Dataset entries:
--*--

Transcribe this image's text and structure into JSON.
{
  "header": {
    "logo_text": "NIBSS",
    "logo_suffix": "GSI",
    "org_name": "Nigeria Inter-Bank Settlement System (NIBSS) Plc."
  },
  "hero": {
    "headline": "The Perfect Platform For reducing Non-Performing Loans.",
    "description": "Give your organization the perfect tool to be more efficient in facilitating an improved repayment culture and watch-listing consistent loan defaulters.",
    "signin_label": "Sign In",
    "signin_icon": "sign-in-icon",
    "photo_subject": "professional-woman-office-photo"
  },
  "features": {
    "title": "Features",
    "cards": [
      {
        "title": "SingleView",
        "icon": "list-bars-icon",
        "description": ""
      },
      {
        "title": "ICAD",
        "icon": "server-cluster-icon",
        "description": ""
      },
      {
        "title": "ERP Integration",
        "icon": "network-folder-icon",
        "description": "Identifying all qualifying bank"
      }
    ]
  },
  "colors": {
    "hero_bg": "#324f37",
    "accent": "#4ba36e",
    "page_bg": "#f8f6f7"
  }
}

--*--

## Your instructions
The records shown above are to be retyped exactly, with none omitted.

## Output for this task
Transcribe this image's text and structure into JSON.
{
  "header": {
    "logo_text": "NIBSS",
    "logo_suffix": "GSI",
    "org_name": "Nigeria Inter-Bank Settlement System (NIBSS) Plc."
  },
  "hero": {
    "headline": "The Perfect Platform For reducing Non-Performing Loans.",
    "description": "Give your organization the perfect tool to be more efficient in facilitating an improved repayment culture and watch-listing consistent loan defaulters.",
    "signin_label": "Sign In",
    "signin_icon": "sign-in-icon",
    "photo_subject": "professional-woman-office-photo"
  },
  "features": {
    "title": "Features",
    "cards": [
      {
        "title": "SingleView",
        "icon": "list-bars-icon",
        "description": ""
      },
      {
        "title": "ICAD",
        "icon": "server-cluster-icon",
        "description": ""
      },
      {
        "title": "ERP Integration",
        "icon": "network-folder-icon",
        "description": "Identifying all qualifying bank"
      }
    ]
  },
  "colors": {
    "hero_bg": "#324f37",
    "accent": "#4ba36e",
    "page_bg": "#f8f6f7"
  }
}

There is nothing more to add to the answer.